* _Exercise objective_: From the listing below, pull out all lines with "folder" in them.

* _Material for this exercise_:
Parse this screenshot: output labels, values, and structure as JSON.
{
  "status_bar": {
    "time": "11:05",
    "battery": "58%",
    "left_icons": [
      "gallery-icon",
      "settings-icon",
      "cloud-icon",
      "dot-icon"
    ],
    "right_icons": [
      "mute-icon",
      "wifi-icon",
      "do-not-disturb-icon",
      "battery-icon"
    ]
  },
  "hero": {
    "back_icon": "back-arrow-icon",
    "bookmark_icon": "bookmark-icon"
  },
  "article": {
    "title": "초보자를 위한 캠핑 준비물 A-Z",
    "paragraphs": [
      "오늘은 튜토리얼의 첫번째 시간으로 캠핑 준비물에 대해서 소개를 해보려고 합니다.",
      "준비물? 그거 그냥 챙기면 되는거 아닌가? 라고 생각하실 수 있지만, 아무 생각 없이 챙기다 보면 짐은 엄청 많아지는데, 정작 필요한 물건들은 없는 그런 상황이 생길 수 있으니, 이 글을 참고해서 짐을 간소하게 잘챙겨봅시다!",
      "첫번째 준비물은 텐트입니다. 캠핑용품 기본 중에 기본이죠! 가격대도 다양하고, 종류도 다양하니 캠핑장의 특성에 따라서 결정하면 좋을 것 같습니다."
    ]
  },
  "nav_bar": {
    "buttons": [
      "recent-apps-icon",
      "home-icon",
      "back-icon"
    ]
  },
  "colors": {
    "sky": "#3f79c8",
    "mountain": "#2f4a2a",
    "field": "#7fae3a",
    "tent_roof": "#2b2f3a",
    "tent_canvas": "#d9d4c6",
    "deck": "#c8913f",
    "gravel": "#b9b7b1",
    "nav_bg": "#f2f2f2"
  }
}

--

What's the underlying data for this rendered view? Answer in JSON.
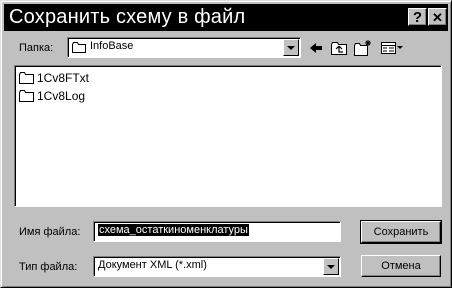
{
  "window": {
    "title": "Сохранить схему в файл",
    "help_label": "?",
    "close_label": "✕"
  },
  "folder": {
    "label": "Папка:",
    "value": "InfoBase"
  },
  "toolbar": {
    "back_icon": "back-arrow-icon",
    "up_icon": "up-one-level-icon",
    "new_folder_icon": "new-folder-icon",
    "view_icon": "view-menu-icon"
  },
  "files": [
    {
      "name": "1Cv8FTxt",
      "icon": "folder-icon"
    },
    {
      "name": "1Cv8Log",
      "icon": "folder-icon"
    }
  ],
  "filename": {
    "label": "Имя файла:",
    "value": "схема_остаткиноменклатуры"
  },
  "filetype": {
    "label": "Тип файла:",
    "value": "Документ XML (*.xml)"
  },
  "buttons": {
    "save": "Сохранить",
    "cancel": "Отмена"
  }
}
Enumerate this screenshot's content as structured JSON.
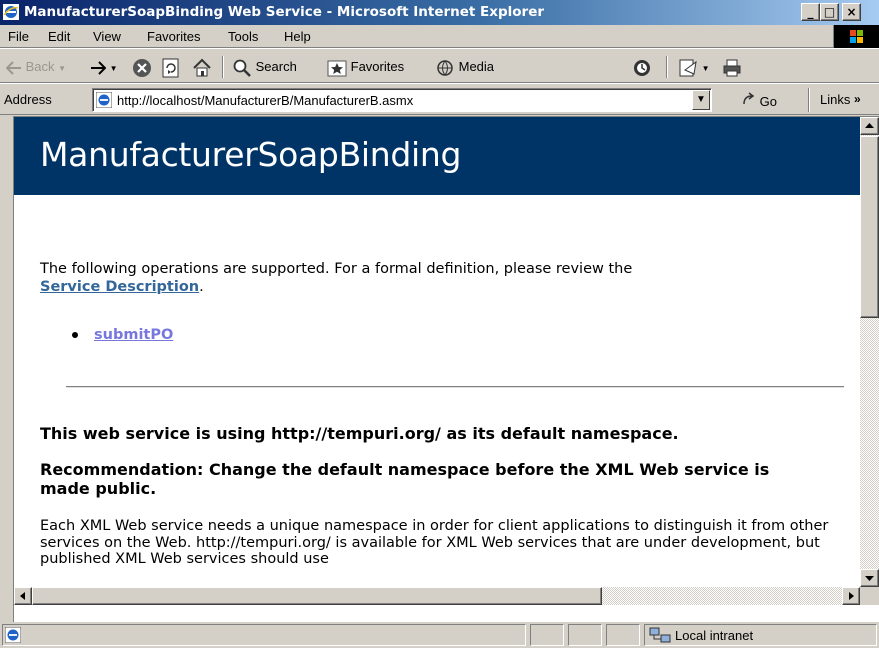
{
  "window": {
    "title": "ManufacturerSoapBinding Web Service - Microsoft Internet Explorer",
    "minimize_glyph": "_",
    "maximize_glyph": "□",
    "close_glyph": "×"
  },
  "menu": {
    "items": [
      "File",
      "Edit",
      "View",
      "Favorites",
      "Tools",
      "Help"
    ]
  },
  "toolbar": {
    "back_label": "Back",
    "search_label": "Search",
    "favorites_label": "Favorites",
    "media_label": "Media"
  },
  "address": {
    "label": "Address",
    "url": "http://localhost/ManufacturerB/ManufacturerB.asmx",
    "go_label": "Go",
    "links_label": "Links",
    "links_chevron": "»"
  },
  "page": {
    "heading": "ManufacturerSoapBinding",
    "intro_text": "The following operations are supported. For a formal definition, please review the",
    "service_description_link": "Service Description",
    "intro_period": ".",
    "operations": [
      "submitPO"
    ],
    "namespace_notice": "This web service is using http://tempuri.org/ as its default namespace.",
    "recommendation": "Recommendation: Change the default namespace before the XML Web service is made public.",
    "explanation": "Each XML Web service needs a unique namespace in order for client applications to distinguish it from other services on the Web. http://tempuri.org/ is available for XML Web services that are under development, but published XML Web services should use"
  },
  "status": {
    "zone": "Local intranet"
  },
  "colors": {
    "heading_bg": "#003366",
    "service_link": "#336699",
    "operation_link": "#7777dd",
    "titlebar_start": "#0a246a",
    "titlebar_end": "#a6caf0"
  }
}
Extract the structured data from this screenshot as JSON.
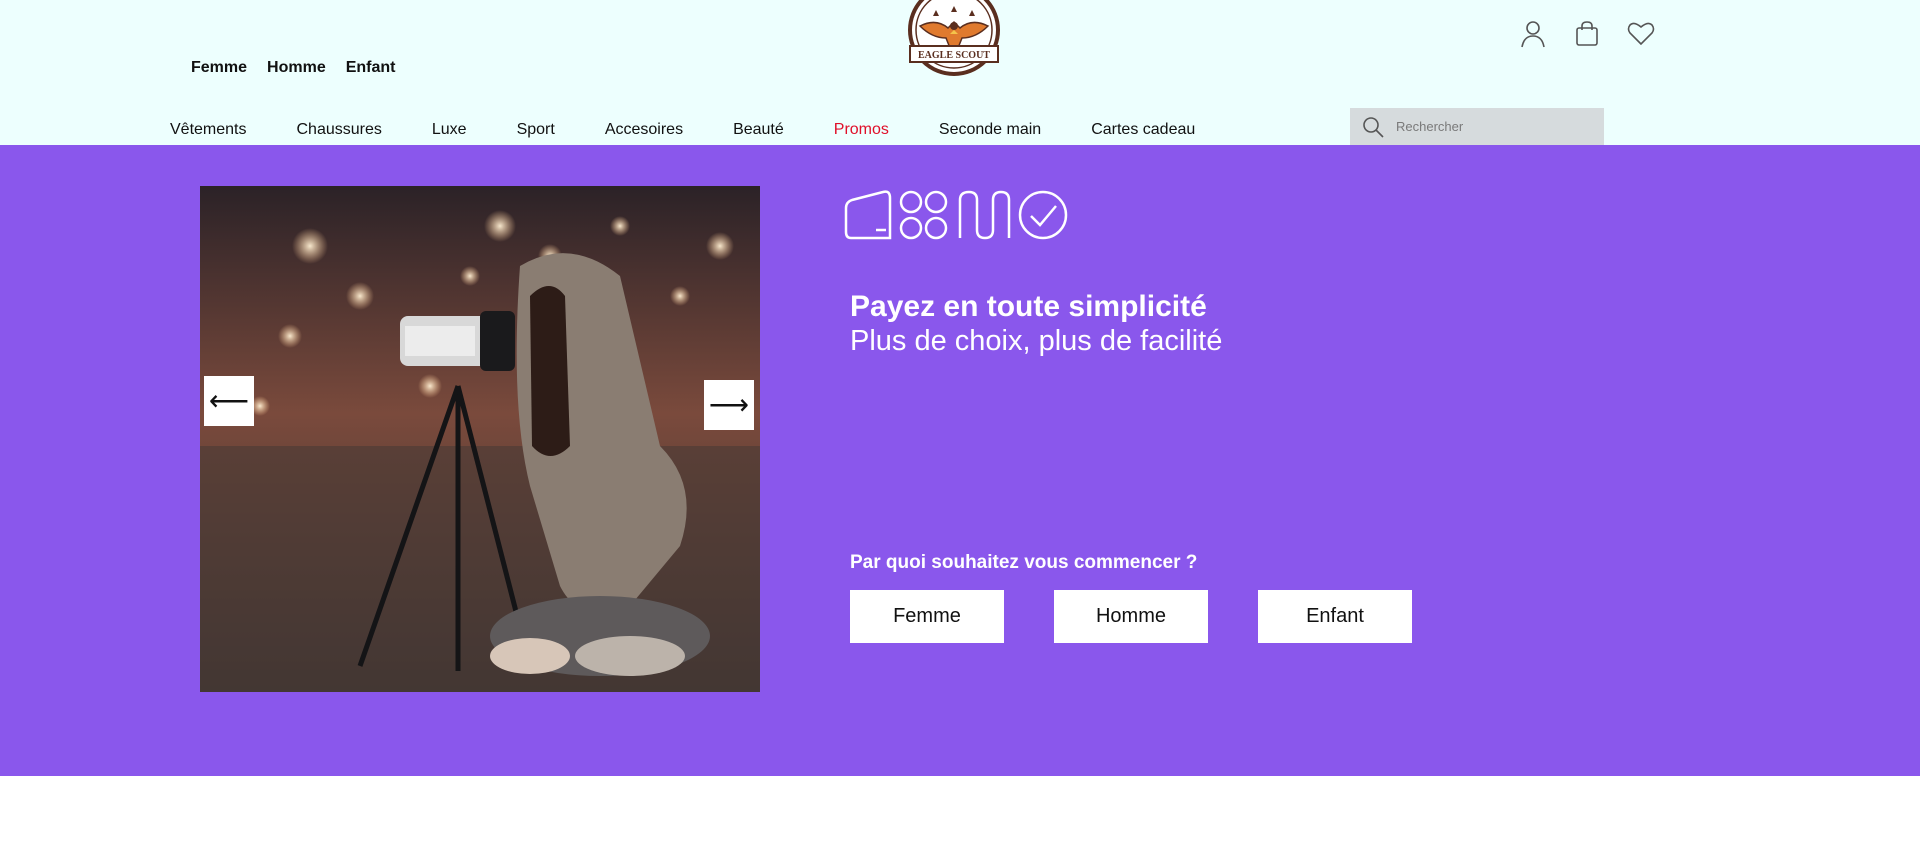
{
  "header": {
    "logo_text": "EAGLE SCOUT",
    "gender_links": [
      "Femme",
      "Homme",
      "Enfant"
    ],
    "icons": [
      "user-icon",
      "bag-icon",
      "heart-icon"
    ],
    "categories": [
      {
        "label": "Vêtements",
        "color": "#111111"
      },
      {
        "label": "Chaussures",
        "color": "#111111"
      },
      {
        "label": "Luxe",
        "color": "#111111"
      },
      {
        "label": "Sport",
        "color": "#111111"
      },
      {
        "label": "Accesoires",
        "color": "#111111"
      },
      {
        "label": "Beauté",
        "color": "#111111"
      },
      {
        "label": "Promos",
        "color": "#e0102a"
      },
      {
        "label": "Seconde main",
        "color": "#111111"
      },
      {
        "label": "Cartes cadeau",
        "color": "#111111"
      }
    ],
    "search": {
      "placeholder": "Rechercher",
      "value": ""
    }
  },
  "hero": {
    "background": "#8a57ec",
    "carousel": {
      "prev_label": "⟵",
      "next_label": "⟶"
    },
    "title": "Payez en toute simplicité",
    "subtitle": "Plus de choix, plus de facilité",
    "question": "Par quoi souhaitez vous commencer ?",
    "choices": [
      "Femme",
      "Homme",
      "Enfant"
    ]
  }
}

* _Answer for the task_:
  "folder": {
    "new_folder_icon": "new-folder-icon",
      "icon": "folder-icon"
      "icon": "folder-icon"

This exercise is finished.